Montana’s Bat and White-Nose Syndrome Surveillance Efforts

Bryce Maxell, Lauri Hanauska-Brown, Amie Shovlain, Susan Lenard, Jake Chaffin, Christopher Servheen


Montana’s bat populations face a wide array of conservation issues, including loss of roosting sites, collision and drowning hazards at sites where they forage and drink, barotrauma and collision hazards at wind farms, and the potential arrival of Pseudogymnoascus destructans, the cold-adapted soil fungus that causes White-Nose Syndrome and has decimated bat populations in eastern North America. These conservation issues, and the low reproductive output of bats, highlight the need to gather baseline information that can be used to mitigate impacts to populations. Beginning in the fall of 2011, a collaborative effort was initiated to document roost habitat characteristics and yearround spatial and temporal activity patterns of Montana’s bats. To-date, collaborators have deployed over 30 temperature and relative humidity data loggers near known winter bat roosts; most known bat hibernacula in Montana are now being monitored. Collaborators have also established a statewide array of 50 passive ultrasonic detector/recorder stations that are deployed year-round and powered by solar panels and deep cycle batteries. Through January 2014, these recording stations have resulted in more than 2.35 million sound files containing more than 7.5 terabytes of information. Highlights to-date include numerous first records of species in regions with previously limited bat survey effort, numerous first records of bat activity during the fall, winter, and spring months, documentation of temperatures at which bats are active year-round, documentation of winter bat roost temperatures, documentation of nightly activity patterns throughout the year, and the potential year-round presence of species previously considered migratory.

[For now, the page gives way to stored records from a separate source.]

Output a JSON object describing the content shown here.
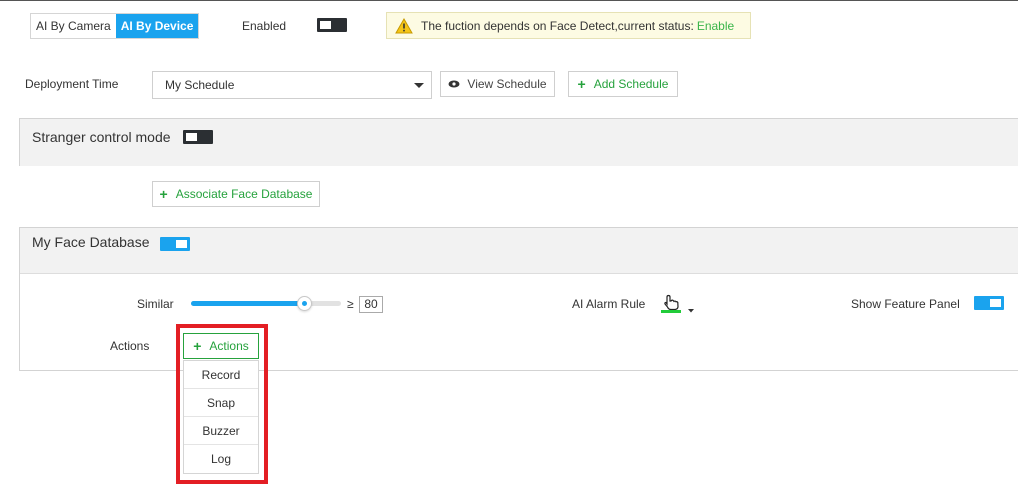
{
  "mode": {
    "options": [
      "AI By Camera",
      "AI By Device"
    ],
    "selected": "AI By Device"
  },
  "enabled": {
    "label": "Enabled",
    "state": "off"
  },
  "notice": {
    "text": "The fuction depends on Face Detect,current status:",
    "status": "Enable",
    "icon": "warning-icon"
  },
  "deployment": {
    "label": "Deployment Time",
    "schedule_value": "My Schedule",
    "view_button": "View Schedule",
    "add_button": "Add Schedule"
  },
  "stranger": {
    "title": "Stranger control mode",
    "state": "off"
  },
  "associate_button": "Associate Face Database",
  "face_db": {
    "title": "My Face Database",
    "state": "on",
    "similar_label": "Similar",
    "similar_symbol": "≥",
    "similar_value": "80",
    "similar_fraction": 0.75,
    "alarm_rule_label": "AI Alarm Rule",
    "alarm_rule_icon": "pointer-hand-icon",
    "show_feature_label": "Show Feature Panel",
    "show_feature_state": "on",
    "actions_label": "Actions",
    "actions_button": "Actions",
    "action_items": [
      "Record",
      "Snap",
      "Buzzer",
      "Log"
    ]
  },
  "colors": {
    "accent": "#1aa3ee",
    "green": "#26a23d",
    "highlight": "#e31e24"
  }
}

Full Text:



  • There are currently no refbacks.

Copyright © 1995-2016 Intermountain Journal of Sciences • ISSN 1081-3519 •